Jane Eyre title page.jpg
Title page of the first Jane Eyre edition
Author Charlotte Brontë
Country England
Language English
Genre(s) novel
Release date 1847
Media type Print

Jane Eyre is a novel written by Charlotte Brontë. It was published in 1847 in England. It is Charlotte Brontë's most famous book.

Background[change | edit source]

Around this time, Charlotte was beginning to suffer a painful toothache, which made many of her teeth fall out.[1] She was even more worried about her father's blindness. On 19 August 1846, Charlotte went to Manchester with her father to see an eye surgeon, William James Wilson. Wilson performed the operation on 25 August. The next day, Charlotte described it to her friend Ellen in a letter. Wilson had been helped by two other surgeons. The operation had taken about 15 minutes. Charlotte wrote, "Papa is now confined to his bed in a dark room and is not to be stirred for four days - He is to speak and to be spoken to as little as possible".[1] "Depressed and weary (tired)", Charlotte began writing Jane Eyre.[1]

Charlotte did not have good eyes,[1] so she wrote in little square books that she held close to her eyes. She wrote the first copy in pencil.[1] When she left Manchester to go back home, she took the book with her and continued writing.

Plot[change | edit source]
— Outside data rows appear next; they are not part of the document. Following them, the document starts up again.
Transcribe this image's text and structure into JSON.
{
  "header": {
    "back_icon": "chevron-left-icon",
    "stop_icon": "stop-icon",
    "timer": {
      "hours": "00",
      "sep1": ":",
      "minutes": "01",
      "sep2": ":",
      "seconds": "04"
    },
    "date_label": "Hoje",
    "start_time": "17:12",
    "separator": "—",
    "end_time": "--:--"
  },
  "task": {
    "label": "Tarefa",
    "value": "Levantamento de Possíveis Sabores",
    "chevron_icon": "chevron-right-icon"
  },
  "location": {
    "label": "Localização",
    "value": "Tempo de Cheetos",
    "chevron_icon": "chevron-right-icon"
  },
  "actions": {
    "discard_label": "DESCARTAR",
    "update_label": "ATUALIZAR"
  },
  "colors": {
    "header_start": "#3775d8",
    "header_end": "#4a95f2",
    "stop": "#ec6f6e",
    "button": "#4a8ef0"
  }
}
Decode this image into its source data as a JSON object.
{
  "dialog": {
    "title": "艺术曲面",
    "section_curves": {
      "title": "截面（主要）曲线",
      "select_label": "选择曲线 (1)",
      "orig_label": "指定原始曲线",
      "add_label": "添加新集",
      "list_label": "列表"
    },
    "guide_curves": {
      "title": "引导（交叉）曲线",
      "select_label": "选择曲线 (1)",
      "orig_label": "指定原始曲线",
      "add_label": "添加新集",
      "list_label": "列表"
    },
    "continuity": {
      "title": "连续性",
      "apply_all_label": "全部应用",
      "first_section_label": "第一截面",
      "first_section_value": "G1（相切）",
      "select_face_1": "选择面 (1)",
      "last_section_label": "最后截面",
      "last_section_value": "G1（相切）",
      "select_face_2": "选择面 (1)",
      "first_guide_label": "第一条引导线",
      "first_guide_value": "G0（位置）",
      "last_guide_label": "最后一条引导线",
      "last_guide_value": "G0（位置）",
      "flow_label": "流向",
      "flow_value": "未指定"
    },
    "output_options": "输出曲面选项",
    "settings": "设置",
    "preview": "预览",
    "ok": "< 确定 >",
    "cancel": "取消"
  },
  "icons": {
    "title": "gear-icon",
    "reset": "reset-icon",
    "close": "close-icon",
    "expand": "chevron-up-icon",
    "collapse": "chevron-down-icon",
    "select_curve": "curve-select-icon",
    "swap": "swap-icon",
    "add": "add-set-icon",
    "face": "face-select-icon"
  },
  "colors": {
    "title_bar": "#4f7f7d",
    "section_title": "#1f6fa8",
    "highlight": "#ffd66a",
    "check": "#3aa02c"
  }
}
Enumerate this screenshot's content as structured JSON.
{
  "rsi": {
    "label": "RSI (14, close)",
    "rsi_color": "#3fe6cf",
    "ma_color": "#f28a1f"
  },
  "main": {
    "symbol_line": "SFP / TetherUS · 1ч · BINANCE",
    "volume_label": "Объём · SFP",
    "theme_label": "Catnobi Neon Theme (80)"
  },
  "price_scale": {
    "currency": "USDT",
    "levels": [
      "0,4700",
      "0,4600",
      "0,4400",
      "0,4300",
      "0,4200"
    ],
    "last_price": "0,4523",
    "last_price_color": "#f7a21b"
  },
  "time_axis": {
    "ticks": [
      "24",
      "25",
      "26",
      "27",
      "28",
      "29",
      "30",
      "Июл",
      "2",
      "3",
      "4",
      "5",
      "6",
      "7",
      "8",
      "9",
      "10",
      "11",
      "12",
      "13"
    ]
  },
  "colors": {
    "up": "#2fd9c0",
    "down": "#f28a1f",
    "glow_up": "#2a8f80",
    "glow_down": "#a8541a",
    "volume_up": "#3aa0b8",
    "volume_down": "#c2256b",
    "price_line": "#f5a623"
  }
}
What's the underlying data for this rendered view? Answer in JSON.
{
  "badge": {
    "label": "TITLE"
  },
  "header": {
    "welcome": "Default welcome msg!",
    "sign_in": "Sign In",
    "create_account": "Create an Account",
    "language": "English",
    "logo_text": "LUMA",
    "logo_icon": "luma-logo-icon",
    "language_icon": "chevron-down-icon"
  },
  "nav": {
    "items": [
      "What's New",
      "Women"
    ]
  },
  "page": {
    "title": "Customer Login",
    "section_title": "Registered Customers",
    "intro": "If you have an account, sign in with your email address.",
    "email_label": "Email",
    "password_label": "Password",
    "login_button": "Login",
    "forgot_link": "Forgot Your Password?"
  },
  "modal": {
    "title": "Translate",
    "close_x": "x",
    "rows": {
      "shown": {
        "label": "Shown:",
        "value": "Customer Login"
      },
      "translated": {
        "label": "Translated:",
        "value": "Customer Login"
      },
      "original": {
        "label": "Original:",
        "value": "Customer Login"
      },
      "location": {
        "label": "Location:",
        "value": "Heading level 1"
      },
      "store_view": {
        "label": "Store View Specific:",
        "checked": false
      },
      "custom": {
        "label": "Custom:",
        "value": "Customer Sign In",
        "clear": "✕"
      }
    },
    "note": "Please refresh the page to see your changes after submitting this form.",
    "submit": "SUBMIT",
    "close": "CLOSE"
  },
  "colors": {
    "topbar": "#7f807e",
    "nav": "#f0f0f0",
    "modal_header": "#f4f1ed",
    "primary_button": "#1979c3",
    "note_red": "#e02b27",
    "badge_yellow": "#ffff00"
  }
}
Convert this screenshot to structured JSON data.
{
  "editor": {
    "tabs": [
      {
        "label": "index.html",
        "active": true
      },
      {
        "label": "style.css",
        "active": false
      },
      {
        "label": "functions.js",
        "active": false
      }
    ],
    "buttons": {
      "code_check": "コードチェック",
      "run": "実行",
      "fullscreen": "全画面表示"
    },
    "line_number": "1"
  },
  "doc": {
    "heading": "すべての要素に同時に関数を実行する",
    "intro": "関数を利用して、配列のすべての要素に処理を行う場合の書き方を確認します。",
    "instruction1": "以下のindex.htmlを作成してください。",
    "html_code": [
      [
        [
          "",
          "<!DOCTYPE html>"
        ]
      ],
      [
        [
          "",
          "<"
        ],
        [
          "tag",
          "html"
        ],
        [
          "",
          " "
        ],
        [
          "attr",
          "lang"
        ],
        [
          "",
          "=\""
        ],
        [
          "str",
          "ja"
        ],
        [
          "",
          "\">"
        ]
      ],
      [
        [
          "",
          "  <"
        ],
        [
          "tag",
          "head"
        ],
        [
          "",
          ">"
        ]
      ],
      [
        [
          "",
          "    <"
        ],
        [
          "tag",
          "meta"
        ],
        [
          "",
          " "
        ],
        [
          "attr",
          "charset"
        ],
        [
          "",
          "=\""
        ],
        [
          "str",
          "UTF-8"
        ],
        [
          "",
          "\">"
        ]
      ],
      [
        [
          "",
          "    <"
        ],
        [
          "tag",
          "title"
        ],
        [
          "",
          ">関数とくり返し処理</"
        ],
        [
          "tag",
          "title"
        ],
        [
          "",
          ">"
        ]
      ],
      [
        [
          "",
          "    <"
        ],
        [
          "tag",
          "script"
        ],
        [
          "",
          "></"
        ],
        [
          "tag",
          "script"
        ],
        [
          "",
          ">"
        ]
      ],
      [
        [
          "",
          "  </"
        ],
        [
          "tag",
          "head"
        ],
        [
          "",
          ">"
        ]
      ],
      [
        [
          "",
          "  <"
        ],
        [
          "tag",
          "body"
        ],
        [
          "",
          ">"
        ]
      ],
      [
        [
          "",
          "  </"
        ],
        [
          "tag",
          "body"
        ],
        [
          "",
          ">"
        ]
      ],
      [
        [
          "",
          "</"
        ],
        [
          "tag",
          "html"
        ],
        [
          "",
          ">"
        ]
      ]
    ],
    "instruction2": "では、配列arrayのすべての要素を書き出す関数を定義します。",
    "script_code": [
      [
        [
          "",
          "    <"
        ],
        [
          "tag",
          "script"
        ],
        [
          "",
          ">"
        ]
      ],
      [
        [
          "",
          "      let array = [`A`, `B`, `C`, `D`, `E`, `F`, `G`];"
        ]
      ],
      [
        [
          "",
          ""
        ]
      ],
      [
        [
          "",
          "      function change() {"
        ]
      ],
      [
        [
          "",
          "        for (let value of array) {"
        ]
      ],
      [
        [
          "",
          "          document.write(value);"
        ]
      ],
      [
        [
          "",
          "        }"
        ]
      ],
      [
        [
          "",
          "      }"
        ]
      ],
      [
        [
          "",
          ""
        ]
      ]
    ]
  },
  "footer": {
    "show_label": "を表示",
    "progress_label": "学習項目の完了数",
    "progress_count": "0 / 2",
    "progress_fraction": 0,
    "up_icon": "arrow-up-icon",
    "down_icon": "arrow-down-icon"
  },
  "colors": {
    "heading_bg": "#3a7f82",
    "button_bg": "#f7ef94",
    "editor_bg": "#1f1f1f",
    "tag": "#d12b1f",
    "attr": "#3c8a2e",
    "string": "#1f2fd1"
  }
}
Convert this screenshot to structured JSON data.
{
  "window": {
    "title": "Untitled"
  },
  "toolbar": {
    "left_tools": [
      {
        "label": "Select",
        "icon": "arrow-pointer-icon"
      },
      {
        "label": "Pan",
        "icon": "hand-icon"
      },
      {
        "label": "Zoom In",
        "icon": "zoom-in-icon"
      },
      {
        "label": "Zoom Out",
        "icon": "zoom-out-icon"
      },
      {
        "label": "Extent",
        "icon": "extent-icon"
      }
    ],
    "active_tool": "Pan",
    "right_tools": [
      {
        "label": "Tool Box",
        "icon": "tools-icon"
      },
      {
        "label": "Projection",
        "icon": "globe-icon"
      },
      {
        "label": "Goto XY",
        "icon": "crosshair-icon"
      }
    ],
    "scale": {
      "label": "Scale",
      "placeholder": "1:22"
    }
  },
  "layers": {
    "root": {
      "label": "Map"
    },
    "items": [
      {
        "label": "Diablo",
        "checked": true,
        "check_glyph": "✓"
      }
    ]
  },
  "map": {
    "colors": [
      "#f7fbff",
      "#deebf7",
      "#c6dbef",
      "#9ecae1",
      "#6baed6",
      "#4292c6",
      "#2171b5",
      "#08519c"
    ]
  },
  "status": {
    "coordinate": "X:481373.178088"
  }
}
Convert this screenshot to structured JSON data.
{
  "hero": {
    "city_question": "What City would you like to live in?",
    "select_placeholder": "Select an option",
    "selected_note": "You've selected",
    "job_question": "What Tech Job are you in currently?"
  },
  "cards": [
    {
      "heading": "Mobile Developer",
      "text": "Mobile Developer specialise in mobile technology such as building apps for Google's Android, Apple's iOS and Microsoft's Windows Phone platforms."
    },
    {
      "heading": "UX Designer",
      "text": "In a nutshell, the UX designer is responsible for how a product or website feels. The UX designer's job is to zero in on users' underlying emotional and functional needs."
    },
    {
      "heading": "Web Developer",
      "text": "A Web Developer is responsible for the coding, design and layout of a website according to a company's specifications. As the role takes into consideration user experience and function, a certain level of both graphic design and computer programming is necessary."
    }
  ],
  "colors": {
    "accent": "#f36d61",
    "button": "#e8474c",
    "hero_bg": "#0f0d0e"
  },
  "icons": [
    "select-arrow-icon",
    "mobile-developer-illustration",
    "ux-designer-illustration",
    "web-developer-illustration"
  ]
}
Jane Eyre is a love story. It tells about a young woman called Jane Eyre who was an orphan and goes to teach a girl named Adele Varens in a far-away house. The master of the house is Mr. Rochester. Jane and Mr. Rochester fall in love, but Jane is horrified when she finds out Mr. Rochester is already married to a crazy woman. She leaves the house, believing that marrying him would now be the same as adultery and that she would be his mistress, not his wife. When she goes away, she becomes sick and almost dies. Three people, Diana, Mary, and St. John Rivers, find her and let her live with them. There, she becomes a teacher and finds out that they are her cousins. She is very happy until St. John wants her to marry him and be a missionary with him. She knows that he does not really love her and thinks she is simply useful, so she says no. However, he continues to ask her, and she is finally almost persuaded that it is her duty to marry him when she hears Mr. Rochester crying, "Jane! Jane!" She feels that something has happened to him, and quickly goes back to see him. His crazy wife had put his house on fire and died in it. Mr. Rochester, because of the fire, had become blind and wounded. Jane, now that his wife is dead, is happy to marry him, and they get married and have a son.

Other books by Charlotte Brontë[change | edit source]

References[change | edit source]

  1. 1.0 1.1 1.2 1.3 1.4 Fraser, Rebecca (2008) (in English). Charlotte Brontë: A Writer's Life (2 ed.). 45 Wall Street, Suite 1021 New York, NY 10005: Pegasus Books LLC. pp. 261. ISBN 978-1-933648-88-0.